Oil spills and their effect on the ocean
From 1970 to 2009, approximately 5,65 million tons of oil has been spilt in marine waters. Oil spilled can be a variety of materials, for example crude oil and refined petroleum products such as diesel fuel or gasoline (statistics only include shipping spills that happened accidently). These figures do not include oil spills of less than 7 000 tonnes, which means that the actual amount of oil spilt up until December 2009 is far more than 5,65 million tons. By Hermien Roelvert
Luckily, the number of oil spills has declined at a steady pace from 1970 until now. Although this is good news, it's still taking its toll on the marine environment if you think of the strain the ocean has to endure because of other forms of pollution (such as sewage and toxic waste) and over fishing or climate change...
If we think of an oil spill, we imagine images of oil-covered penguins being washed by volunteers. But that is unfortunately not the extent of the damaging effect that oil slicks have on the marine environment. Apart from the many furry animals like penguins and seals that drown because of this disastrous occurrence, other fish and sea birds also come short. Marine animals can suffer in a number of ways caused by oil in the water. Apart from drowning and suffocation, animals and fish can become poisoned or consume some of the oil which can cause slow and painful deaths.
In 2000 the world saw the greatest coastal bird crisis due to the MV Treasure sinking 8km off Table Bay between Dassen and Robben Island, oiling more than 20 000 African penguins. A massive capture of non-oiled penguins was launched in conjunction with the rehabilitation of the oiled penguins, and this resulted in 19 500 penguins being successfully relocated without oil contamination. (The number of African penguins worldwide is estimated at 180 000 and this number is becoming less and less). More than 90% of the oiled birds were rehabilitated and released. According to the International Bird Rescue Research Centre, the logistics on caring for over 20 000 birds was monumental. The penguins consumed over 400 tonnes of fish, and furthermore, 7 000 tonnes of beach sand was brought in for the temporary pens and 302 25-litre jugs of soap were used in the cleaning process. The rehabilitation efforts lasted for more that 12 weeks and the total cost of this spill operation amounted to more than R50 million. The scary part is that the MV Treasure spilled only 1 300 tonnes of bunker oil...
This is the effort and money that goes into only one oil spill. What about all the other sea creatures that were affected by that incident? We will never know the real extent of damage to the environment, because unlike the penguins and other sea birds that we can see and which are immediately in trouble, the effect of something like this will only be seen much later and probably much too late when it has snowballed out of control and we are no longer able to fix the problem. It really doesn't matter who is at fault during such an incident – the damage is already done.

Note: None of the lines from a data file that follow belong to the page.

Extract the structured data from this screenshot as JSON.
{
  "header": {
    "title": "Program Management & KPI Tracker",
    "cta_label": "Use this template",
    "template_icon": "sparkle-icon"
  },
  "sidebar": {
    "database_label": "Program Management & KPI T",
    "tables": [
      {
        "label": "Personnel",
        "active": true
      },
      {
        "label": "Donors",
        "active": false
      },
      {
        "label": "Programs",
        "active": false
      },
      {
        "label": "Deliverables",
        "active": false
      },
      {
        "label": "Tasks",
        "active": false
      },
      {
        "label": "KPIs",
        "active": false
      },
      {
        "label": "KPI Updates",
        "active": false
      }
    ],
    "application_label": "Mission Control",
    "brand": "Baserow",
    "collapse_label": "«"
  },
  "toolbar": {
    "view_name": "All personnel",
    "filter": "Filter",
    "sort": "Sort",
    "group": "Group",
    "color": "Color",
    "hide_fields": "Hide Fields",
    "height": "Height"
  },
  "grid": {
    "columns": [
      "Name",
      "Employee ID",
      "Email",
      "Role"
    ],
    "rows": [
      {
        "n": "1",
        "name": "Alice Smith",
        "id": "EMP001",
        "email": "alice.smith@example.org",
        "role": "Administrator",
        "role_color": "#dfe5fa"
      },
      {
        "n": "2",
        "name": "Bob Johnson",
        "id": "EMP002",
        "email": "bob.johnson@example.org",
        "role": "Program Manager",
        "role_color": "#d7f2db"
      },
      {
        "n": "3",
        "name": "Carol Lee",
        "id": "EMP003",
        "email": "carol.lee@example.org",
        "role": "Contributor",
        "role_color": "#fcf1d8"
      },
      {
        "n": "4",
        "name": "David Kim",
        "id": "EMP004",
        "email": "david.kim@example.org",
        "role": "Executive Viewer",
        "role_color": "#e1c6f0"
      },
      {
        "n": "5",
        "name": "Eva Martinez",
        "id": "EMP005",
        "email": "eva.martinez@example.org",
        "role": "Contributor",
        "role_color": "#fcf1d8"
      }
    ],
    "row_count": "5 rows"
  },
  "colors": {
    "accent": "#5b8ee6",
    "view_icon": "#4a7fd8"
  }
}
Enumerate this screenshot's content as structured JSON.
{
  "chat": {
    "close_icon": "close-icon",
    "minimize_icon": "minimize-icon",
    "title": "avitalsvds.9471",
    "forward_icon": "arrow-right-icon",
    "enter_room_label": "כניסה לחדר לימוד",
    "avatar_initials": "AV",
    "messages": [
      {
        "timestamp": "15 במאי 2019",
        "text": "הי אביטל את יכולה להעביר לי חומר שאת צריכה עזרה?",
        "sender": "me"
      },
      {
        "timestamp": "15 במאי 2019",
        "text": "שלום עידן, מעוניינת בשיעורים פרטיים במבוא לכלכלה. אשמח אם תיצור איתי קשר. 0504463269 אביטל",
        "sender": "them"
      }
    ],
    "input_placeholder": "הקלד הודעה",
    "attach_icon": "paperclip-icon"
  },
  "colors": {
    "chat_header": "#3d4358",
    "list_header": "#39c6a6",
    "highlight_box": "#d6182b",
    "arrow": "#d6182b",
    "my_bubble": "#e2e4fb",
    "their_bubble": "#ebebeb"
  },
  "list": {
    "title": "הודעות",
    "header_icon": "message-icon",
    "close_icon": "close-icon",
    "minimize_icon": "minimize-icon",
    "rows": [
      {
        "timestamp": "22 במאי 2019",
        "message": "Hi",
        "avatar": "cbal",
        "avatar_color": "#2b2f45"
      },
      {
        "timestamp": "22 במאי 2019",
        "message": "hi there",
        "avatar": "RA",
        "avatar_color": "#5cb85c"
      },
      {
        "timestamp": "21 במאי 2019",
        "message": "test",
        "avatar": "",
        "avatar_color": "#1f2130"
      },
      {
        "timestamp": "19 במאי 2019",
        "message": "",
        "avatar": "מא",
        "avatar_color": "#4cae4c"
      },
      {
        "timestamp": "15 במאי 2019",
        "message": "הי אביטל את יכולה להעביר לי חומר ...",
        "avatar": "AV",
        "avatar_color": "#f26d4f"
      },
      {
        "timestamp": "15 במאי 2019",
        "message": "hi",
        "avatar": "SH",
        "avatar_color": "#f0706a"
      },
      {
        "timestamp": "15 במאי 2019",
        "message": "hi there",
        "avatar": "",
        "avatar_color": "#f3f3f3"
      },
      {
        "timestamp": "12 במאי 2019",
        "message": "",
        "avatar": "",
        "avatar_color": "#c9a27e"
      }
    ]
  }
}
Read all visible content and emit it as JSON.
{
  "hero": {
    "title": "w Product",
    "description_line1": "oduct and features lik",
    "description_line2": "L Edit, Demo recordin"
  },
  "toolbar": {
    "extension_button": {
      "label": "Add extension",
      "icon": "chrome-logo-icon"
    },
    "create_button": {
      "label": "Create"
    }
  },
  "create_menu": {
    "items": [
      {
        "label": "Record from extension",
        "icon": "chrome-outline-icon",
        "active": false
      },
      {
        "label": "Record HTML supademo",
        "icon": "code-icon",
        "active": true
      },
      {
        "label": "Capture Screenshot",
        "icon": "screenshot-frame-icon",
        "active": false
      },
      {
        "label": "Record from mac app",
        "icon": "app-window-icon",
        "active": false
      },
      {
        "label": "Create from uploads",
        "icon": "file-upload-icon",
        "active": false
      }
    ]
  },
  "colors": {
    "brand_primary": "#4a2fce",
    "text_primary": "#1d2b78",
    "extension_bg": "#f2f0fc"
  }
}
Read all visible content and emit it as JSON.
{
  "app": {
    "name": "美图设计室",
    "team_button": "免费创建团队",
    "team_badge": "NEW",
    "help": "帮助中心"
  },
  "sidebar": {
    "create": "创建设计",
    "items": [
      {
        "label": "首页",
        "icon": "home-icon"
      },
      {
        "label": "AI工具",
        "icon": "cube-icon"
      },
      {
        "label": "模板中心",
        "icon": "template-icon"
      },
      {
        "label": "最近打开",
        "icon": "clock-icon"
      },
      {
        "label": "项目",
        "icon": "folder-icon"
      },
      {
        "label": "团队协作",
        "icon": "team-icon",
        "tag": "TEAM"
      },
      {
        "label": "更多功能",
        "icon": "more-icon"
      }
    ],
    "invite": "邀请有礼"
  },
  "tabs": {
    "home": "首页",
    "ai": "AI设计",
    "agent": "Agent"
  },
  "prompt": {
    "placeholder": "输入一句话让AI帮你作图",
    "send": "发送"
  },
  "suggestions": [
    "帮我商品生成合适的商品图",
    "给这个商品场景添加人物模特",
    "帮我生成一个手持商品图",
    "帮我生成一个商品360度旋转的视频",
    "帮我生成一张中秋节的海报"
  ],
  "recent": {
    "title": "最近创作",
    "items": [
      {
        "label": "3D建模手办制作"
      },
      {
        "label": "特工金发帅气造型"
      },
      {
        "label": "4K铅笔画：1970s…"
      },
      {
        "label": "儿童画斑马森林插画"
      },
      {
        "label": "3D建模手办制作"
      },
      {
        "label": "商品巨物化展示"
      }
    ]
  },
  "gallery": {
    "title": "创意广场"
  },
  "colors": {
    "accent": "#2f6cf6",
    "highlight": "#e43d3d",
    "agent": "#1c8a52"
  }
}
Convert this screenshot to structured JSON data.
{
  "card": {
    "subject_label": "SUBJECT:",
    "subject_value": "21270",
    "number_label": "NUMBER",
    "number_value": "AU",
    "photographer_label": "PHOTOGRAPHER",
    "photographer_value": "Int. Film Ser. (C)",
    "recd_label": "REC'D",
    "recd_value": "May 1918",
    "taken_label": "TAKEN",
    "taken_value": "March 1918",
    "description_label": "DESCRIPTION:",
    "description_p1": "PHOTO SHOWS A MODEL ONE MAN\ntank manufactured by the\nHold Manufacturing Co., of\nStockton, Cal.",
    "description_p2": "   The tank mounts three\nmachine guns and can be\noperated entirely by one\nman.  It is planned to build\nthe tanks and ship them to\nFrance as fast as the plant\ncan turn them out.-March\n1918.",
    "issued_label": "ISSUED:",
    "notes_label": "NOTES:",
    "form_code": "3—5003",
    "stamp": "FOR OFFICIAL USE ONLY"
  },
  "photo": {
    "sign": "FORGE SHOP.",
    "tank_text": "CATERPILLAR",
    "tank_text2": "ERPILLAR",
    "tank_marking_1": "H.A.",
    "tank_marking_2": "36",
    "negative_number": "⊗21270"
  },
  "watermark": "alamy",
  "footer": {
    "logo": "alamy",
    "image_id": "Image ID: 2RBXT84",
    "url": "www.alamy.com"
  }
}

We can only minimise the effect.
We haven't even touched on the subject of illegal oil dumping (which occurs on a regular basis and is extremely difficult to control) or oil rigs where their oil leaks into the ocean. Last year, the world witnessed Australia's third largest oil spill – it started on August 21 and the blow-out at the Montara well caused spillage of 2 000 barrels of oil per day into the Timor Sea. This continued for 10 weeks.
The fact of the matter is that we have created a world that relies on the black gold almost more than air. The world today uses more than 11 billion litres of oil every day! The USA and China are the top oil consumers and South Africa is also amongst the top 50 oil using countries. Tankers and barges will not stop cruising the oceans, and new sea-frontiers are being explored for bigger and better oil wells. And sadly there will be more oil spills. With that knowledge, we need to be prepared to give a helping hand as soon as there is danger in our waters. The quicker the oil can be removed from the water, the better the chances for that area and its marine environment. Unfortunately it is our responsibility – we cannot point any fingers. It is our everyday reliance on oil – to get to work and back, to create heat, to be entertained – that creates this demand.
We need to find a solution to the problem that we have created. Or at the very least we can be pro-active and help. One thing we can definitely do is to put pressure on our national authorities to move the 'Environment-folder' higher up on the priority-list within government. That is something we seriously need to think about.